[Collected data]
╔══

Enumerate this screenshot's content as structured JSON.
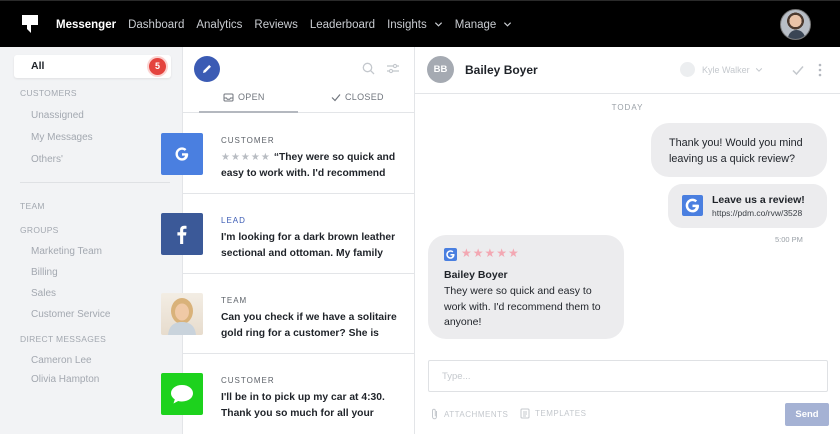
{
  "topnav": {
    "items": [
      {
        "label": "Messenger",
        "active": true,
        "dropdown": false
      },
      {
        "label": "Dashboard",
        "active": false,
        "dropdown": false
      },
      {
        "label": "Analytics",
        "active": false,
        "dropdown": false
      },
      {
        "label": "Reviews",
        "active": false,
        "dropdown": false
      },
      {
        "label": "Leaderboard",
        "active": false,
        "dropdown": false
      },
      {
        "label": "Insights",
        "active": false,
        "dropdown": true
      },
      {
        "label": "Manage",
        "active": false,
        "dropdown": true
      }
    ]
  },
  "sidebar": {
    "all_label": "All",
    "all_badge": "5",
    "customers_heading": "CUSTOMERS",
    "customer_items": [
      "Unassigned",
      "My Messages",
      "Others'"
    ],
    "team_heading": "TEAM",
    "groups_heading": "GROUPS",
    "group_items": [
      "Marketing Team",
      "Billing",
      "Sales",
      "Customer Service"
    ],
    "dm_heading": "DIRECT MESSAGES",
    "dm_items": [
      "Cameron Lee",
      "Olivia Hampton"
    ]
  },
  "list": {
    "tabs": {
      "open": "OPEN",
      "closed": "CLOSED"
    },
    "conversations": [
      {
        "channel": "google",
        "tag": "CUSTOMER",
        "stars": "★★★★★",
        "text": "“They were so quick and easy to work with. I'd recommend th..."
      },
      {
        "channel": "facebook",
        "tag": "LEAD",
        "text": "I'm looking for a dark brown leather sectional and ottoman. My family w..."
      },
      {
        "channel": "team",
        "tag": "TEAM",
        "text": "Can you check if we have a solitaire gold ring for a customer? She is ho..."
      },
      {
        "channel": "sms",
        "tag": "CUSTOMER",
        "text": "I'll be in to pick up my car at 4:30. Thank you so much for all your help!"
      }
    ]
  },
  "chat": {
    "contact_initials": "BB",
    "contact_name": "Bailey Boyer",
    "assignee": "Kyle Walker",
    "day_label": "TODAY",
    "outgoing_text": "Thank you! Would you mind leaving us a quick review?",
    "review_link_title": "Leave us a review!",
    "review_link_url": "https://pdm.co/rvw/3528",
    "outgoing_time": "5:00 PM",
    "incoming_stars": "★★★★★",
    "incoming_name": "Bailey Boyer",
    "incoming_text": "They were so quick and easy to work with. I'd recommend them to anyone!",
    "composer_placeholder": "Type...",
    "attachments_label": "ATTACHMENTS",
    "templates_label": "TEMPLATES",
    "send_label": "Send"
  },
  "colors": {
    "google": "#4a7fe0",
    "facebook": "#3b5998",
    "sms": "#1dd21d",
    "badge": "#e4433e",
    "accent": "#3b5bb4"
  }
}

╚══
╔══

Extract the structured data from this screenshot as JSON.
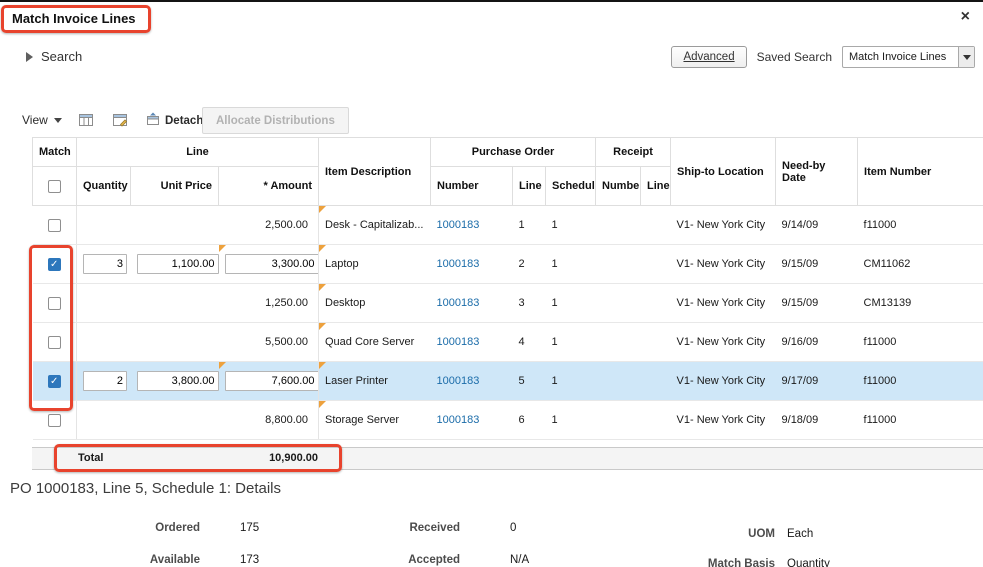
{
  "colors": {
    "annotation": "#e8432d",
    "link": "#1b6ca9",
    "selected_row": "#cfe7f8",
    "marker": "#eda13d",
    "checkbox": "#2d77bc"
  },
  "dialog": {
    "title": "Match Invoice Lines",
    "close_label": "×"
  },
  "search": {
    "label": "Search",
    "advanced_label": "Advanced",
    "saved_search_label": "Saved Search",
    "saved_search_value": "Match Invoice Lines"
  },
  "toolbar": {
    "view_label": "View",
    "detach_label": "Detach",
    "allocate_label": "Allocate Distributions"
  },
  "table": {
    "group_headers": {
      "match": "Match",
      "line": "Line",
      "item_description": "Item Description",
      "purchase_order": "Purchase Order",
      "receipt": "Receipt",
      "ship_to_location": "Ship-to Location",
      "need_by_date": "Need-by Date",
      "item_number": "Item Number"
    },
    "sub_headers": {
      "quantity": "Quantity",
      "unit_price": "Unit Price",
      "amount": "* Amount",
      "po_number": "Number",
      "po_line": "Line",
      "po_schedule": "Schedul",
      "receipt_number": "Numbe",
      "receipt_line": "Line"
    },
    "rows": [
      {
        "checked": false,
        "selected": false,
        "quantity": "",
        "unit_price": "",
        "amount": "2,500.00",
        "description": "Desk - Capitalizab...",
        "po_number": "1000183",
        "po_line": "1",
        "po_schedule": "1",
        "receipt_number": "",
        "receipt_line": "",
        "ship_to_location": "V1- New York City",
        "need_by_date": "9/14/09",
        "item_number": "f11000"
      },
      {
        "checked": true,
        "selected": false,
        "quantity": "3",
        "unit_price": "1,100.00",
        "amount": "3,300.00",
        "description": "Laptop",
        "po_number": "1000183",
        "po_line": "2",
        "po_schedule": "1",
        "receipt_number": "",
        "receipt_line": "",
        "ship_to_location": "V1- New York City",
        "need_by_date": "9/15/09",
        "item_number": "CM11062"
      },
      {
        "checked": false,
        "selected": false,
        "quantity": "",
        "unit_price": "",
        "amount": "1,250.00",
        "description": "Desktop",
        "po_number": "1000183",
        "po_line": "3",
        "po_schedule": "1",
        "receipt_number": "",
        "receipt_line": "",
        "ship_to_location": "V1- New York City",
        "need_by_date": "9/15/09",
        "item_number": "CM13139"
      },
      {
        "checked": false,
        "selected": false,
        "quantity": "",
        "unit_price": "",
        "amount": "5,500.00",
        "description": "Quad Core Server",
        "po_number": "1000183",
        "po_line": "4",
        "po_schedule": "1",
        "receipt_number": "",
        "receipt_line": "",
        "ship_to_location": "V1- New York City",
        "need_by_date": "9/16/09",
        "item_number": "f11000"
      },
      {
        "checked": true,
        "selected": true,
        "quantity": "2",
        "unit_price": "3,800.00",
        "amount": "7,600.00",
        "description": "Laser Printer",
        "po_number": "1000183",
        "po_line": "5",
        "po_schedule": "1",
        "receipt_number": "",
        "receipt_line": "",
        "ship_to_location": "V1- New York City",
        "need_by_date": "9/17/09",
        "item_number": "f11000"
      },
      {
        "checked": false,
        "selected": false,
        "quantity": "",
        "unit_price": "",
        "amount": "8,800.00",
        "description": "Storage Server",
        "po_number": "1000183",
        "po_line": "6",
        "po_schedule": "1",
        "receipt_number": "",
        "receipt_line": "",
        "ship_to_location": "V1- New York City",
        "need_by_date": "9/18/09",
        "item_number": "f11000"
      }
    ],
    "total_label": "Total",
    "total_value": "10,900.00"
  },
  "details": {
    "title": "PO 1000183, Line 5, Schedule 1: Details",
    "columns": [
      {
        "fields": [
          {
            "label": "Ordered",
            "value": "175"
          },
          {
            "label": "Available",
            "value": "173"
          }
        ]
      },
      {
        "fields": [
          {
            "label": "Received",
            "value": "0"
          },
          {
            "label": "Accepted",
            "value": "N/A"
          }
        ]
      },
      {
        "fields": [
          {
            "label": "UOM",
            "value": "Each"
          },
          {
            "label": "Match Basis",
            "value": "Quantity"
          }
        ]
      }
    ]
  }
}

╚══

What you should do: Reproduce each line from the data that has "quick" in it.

Completed task:
        "text": "“They were so quick and easy to work with. I'd recommend th..."
    "outgoing_text": "Thank you! Would you mind leaving us a quick review?",
    "incoming_text": "They were so quick and easy to work with. I'd recommend them to anyone!",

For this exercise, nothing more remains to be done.